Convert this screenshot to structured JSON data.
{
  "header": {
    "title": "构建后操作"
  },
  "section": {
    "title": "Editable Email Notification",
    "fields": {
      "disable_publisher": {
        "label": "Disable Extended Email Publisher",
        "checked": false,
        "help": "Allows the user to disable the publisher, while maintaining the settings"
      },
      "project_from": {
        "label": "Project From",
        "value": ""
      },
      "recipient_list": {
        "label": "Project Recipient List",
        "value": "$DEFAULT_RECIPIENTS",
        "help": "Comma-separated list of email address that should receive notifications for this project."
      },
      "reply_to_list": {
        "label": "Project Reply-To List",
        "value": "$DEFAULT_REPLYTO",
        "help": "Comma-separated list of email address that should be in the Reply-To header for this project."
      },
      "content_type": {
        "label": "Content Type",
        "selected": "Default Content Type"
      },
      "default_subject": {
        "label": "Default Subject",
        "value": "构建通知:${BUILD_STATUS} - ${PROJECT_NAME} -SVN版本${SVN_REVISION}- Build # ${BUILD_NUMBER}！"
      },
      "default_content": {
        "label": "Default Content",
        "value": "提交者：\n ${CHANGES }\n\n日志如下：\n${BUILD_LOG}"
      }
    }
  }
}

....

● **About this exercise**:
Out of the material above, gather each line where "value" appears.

● **Task response**:
        "value": ""
        "value": "$DEFAULT_RECIPIENTS",
        "value": "$DEFAULT_REPLYTO",
        "value": "构建通知:${BUILD_STATUS} - ${PROJECT_NAME} -SVN版本${SVN_REVISION}- Build # ${BUILD_NUMBER}！"
        "value": "提交者：\n ${CHANGES }\n\n日志如下：\n${BUILD_LOG}"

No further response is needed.